EXTRACTED DATA:
····················

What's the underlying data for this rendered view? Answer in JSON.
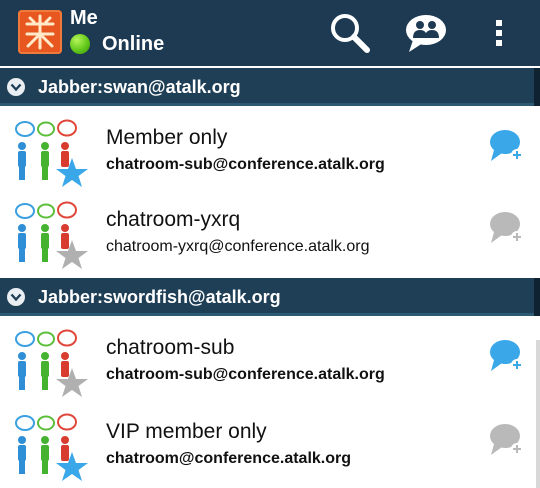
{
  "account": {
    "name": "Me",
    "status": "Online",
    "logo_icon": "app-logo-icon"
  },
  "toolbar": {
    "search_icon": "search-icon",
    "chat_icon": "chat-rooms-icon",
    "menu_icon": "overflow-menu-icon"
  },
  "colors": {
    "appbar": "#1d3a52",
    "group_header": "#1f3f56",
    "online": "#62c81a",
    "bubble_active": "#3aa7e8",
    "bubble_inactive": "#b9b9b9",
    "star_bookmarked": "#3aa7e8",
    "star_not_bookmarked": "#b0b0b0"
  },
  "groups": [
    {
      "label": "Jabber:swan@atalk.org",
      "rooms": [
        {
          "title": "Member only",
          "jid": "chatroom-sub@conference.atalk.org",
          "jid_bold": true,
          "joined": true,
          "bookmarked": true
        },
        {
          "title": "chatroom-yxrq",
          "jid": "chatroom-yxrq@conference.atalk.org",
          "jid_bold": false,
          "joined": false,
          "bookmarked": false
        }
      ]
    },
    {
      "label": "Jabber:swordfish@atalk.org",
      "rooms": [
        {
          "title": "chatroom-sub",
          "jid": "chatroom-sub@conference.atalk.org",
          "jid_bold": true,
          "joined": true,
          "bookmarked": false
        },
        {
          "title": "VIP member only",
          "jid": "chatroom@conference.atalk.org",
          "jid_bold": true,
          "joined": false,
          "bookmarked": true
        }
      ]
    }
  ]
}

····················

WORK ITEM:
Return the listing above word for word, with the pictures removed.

WRITTEN ANSWER:
What's the underlying data for this rendered view? Answer in JSON.
{
  "account": {
    "name": "Me",
    "status": "Online",
    "logo_icon": "app-logo-icon"
  },
  "toolbar": {
    "search_icon": "search-icon",
    "chat_icon": "chat-rooms-icon",
    "menu_icon": "overflow-menu-icon"
  },
  "colors": {
    "appbar": "#1d3a52",
    "group_header": "#1f3f56",
    "online": "#62c81a",
    "bubble_active": "#3aa7e8",
    "bubble_inactive": "#b9b9b9",
    "star_bookmarked": "#3aa7e8",
    "star_not_bookmarked": "#b0b0b0"
  },
  "groups": [
    {
      "label": "Jabber:swan@atalk.org",
      "rooms": [
        {
          "title": "Member only",
          "jid": "chatroom-sub@conference.atalk.org",
          "jid_bold": true,
          "joined": true,
          "bookmarked": true
        },
        {
          "title": "chatroom-yxrq",
          "jid": "chatroom-yxrq@conference.atalk.org",
          "jid_bold": false,
          "joined": false,
          "bookmarked": false
        }
      ]
    },
    {
      "label": "Jabber:swordfish@atalk.org",
      "rooms": [
        {
          "title": "chatroom-sub",
          "jid": "chatroom-sub@conference.atalk.org",
          "jid_bold": true,
          "joined": true,
          "bookmarked": false
        },
        {
          "title": "VIP member only",
          "jid": "chatroom@conference.atalk.org",
          "jid_bold": true,
          "joined": false,
          "bookmarked": true
        }
      ]
    }
  ]
}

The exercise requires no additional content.